Right now, more than 1,000 different types of bacteria are making their home on your skin and in your body. While it sounds creepy, most of these bacteria are actually beneficial. But it’s critical to keep the balance in favor of the beneficial bacteria — called probiotics — rather than harmful bacteria. Continue reading “Fiber Facts and Probiotic Pluses”
Soy has come a long way since the bland tofu bricks of the 70s. Today, soy is available in a wide array of foods, from soy milk and drink mixes to soy-based snack foods, pastas and frozen entrees. Continue reading “Soy Simple, Soy Healthy!”
According to the American Cancer Society (ACS), prostate cancer is now the most common type of cancer in American men. Approximately 1 in 6 men in the United States will develop prostate cancer during his lifetime, and similar rates are occurring throughout the world.
Who’s At Risk
Prostate cancer occurs in men only and the risk of developing the disease increases rapidly after age 50. More than 70 percent of all new prostate cancers are diagnosed in men over age 65.
Race is also a determining factor. African American men have the highest documented prostate cancer rate in the world. Other risk factors include heredity, a high-fat diet, and a sedentary lifestyle.
What You Can Do
To start, get active, keep your weight under control and eat a low-fat diet rich in fruits and vegetables. The Prostate Cancer Research Institute (PCRI) also recommends that men with a family history of prostate cancer or breast cancer on their mother’s side have a yearly PSA blood test and digital rectal exam beginning between the ages of 35 and 40. Men with no family history of prostate or breast cancer should begin annual testing at 40.

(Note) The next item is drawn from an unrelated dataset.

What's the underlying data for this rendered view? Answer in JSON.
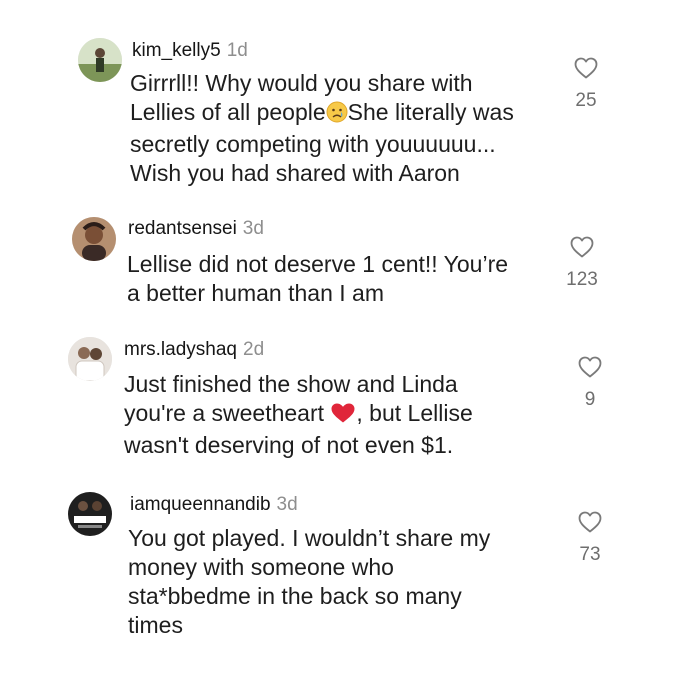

The antioxidants vitamin E and selenium may also help reduce prostate cancer risk. Two previous studies into other cancers showed that vitamin E and selenium cut prostate cancer risk by 30 to 60 percent. Because of those findings, the National Cancer Institute and a network of researchers known as the Southwest Oncology Group have launched the Selenium and Vitamin E Cancer Prevention Trial, or SELECT. The study will follow 32,400 healthy men, aged 55 and older (50 and older for African Americans) for 12 years.
In the meantime, the PCRI recommends both vitamin E and selenium as part of a healthy diet to reduce the risk of prostate cancer. Selenium is found in meat, seafood and Brazil nuts. Good sources of vitamin E are vegetables, vegetable oil, nuts and egg yolks. Vitamin E and selenium are also found in Reliv Classic®, Reliv Now® and Slimplicity® meal replacement. SoySentials® and FibRestore® are good sources of vitamin E.
From Reliv’s Science & Health Today newsletter. Print full issue.
Children’s bodies rely on a steady intake of vitamins and minerals for normal growth and development. A child who is well-nourished with the optimal intake of vitamins, minerals and micronutrients has the best advantage for leading a healthy and happy life into adulthood. Continuing research into children’s nutrition has identified four key nutrients that go beyond the basic vitamins and minerals in supporting brain development and a healthy immune system. Continue reading “4 Key Nutrients for Children’s Optimal Health”